Ford has 30 days to appeal the ruling and can apply for a stay of the decision in order to remain in office after the 14 days the judge gave him. If he loses on both counts, city council can either appoint a caretaker mayor until the end of his term in December 2014, or call a special election.
Ford is also fighting a C$6 million ($6 million) libel court case over comments he made about corruption at city hall during his 2010 campaign for mayor, and his campaign finances are being audited.
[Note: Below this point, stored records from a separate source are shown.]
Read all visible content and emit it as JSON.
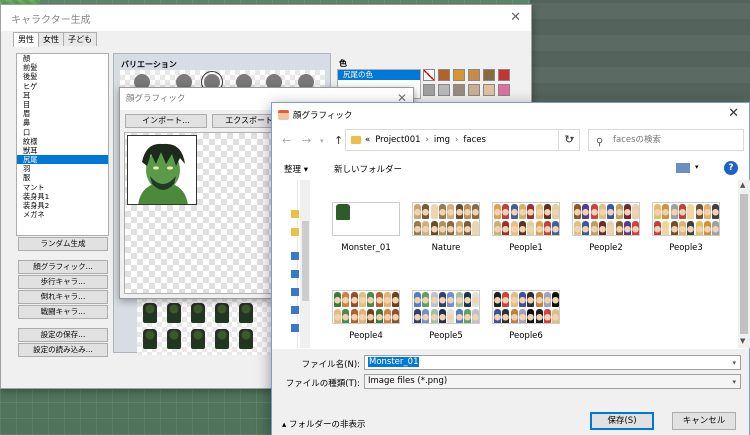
{
  "gen_window": {
    "title": "キャラクター生成",
    "tabs": [
      "男性",
      "女性",
      "子ども"
    ],
    "parts": [
      "顔",
      "前髪",
      "後髪",
      "ヒゲ",
      "耳",
      "目",
      "眉",
      "鼻",
      "口",
      "紋様",
      "獣耳",
      "尻尾",
      "羽",
      "服",
      "マント",
      "装身具1",
      "装身具2",
      "メガネ"
    ],
    "selected_part_index": 11,
    "random_button": "ランダム生成",
    "face_graphic_button": "顔グラフィック...",
    "walk_button": "歩行キャラ...",
    "down_button": "倒れキャラ...",
    "battle_button": "戦闘キャラ...",
    "save_settings_button": "設定の保存...",
    "load_settings_button": "設定の読み込み...",
    "variation_label": "バリエーション",
    "color_label": "色",
    "color_items": [
      "尻尾の色"
    ],
    "swatch_colors": [
      "#ffffff",
      "#b5612c",
      "#d89630",
      "#c98a45",
      "#8a6a3a",
      "#c43434",
      "#a0a0a0",
      "#b8b8b8",
      "#9a8a7a",
      "#c8b090",
      "#e0c0a0",
      "#e070a0"
    ]
  },
  "face_dialog": {
    "title": "顔グラフィック",
    "import_button": "インポート...",
    "export_button": "エクスポート..."
  },
  "file_dialog": {
    "title": "顔グラフィック",
    "path": [
      "Project001",
      "img",
      "faces"
    ],
    "path_prefix": "«",
    "search_placeholder": "facesの検索",
    "organize_label": "整理 ▾",
    "new_folder_label": "新しいフォルダー",
    "files": [
      {
        "name": "Monster_01",
        "palette": [
          "#2f5a2a"
        ]
      },
      {
        "name": "Nature",
        "palette": [
          "#c9a66b",
          "#7a5a3a",
          "#e8d8b0",
          "#9a7a50",
          "#d0b080",
          "#6a4a2a",
          "#b89060",
          "#8a6a40"
        ]
      },
      {
        "name": "People1",
        "palette": [
          "#e0a050",
          "#c04040",
          "#4060a0",
          "#d0b070",
          "#a03030",
          "#e8c080",
          "#603020",
          "#e0d0a0"
        ]
      },
      {
        "name": "People2",
        "palette": [
          "#8a5a2a",
          "#5a3a8a",
          "#d04040",
          "#e0c080",
          "#3a5aa0",
          "#c0a060",
          "#702a2a",
          "#e8d0b0"
        ]
      },
      {
        "name": "People3",
        "palette": [
          "#e0c060",
          "#d09040",
          "#a0a0a0",
          "#c04040",
          "#f0d890",
          "#705030",
          "#e0b070",
          "#404040"
        ]
      },
      {
        "name": "People4",
        "palette": [
          "#3a7a3a",
          "#d08040",
          "#905030",
          "#e0c080",
          "#4a8a4a",
          "#b06030",
          "#e8b070",
          "#704020"
        ]
      },
      {
        "name": "People5",
        "palette": [
          "#5080c0",
          "#60a060",
          "#c0c0d0",
          "#304070",
          "#7090d0",
          "#a0c0a0",
          "#203050",
          "#e0e0e0"
        ]
      },
      {
        "name": "People6",
        "palette": [
          "#202020",
          "#d04040",
          "#e0c080",
          "#4050a0",
          "#303030",
          "#c08040",
          "#a0a0c0",
          "#101010"
        ]
      }
    ],
    "filename_label": "ファイル名(N):",
    "filename_value": "Monster_01",
    "filetype_label": "ファイルの種類(T):",
    "filetype_value": "Image files (*.png)",
    "hide_folders_label": "フォルダーの非表示",
    "save_button": "保存(S)",
    "cancel_button": "キャンセル"
  }
}
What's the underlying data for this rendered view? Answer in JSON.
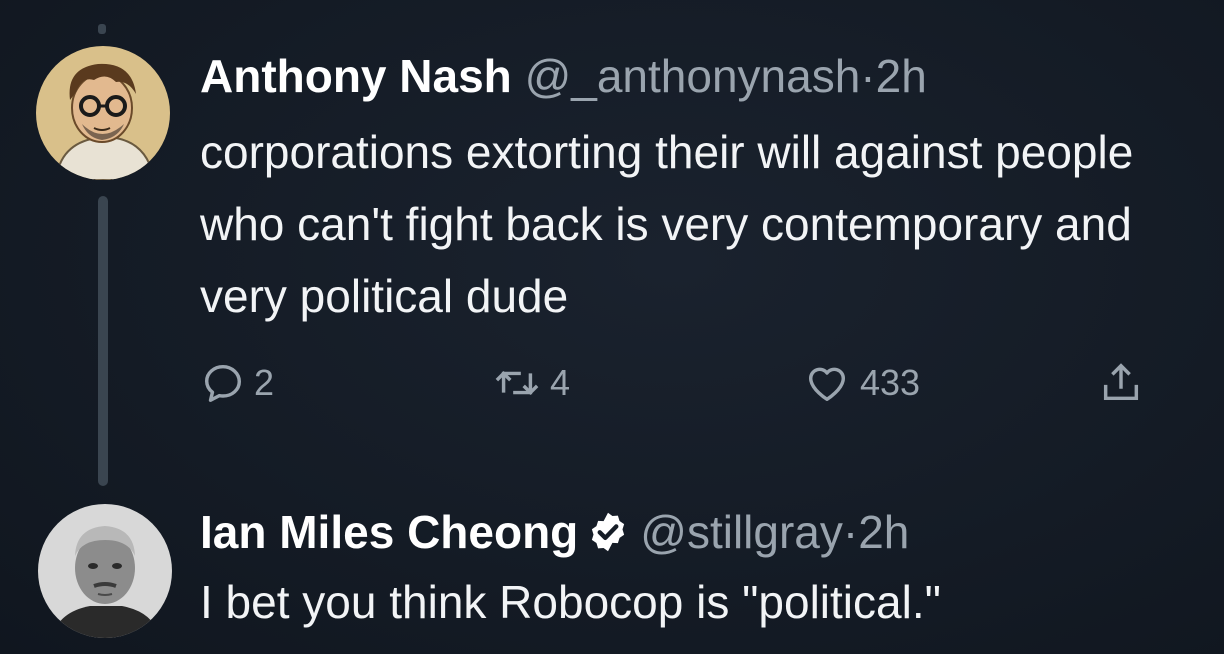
{
  "colors": {
    "background": "#151c26",
    "secondary_text": "#9aa4ae",
    "thread_line": "#3a4550"
  },
  "tweets": [
    {
      "name": "Anthony Nash",
      "handle": "@_anthonynash",
      "separator": "·",
      "time": "2h",
      "text": "corporations extorting their will against people who can't fight back is very contemporary and very political dude",
      "avatar_icon": "cartoon-avatar",
      "actions": {
        "reply_icon": "reply-icon",
        "reply_count": "2",
        "retweet_icon": "retweet-icon",
        "retweet_count": "4",
        "like_icon": "heart-icon",
        "like_count": "433",
        "share_icon": "share-icon"
      }
    },
    {
      "name": "Ian Miles Cheong",
      "verified_icon": "verified-badge-icon",
      "handle": "@stillgray",
      "separator": "·",
      "time": "2h",
      "text": "I bet you think Robocop is \"political.\"",
      "avatar_icon": "photo-avatar"
    }
  ]
}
The penalty in the audit case could also include removal from office.
“Today’s decision shows that when you break the rules, there’s a price to pay,” said prominent Canadian defense lawyer Clayton Ruby, who argued the case against Ford.
The mayor has also grabbed headlines for reading while driving on a city expressway, for calling the police when a comedian tried to film a segment for a popular TV show outside his home, and for an angry confrontation outside his home with a city hall reporter for Toronto’s biggest newspaper.
As well, he faced intense scrutiny after media reports that city resources were being used to help administer the high-school football team he coaches.
The conflict-of-interest saga began in 2010 when Ford, then a city councillor, used city letterhead to solicit donations for his private football charity for underprivileged children.
Toronto’s integrity commissioner ordered Ford to repay the C$3,150 the charity received from lobbyists and companies that do business with the city, as those donations breached code of conduct rules.
Ford refused to repay the money, and in February 2012 he took part in a city council debate on the matter and then voted in favor of removing the sanctions against him.
He pleaded not guilty in September, stating that he believed there was no conflict of interest as there was no financial benefit for the city.
“If it benefits the city and it benefits a member of council, then you have a conflict, and this did not benefit the city at all,” Ford said. “This was a personal issue about my foundation and it had nothing to do with the city.”
John Mascarin, lawyer and municipal law expert at law firm Aird and Berlis LLP, said he did not believe Ford would win his appeal, or be eligible to run in a by-election.
The process could take several months until appeals are concluded, Mascarin said, and Ford will remain in office “with a target on his back because he knows he’s gone”.
Additional reporting by Julie Gordon and Cameron French; Editing by Janet Guttsman, Leslie Gevirtz, Russ Blinch and Peter Galloway
Our Standards: The Thomson Reuters Trust Principles.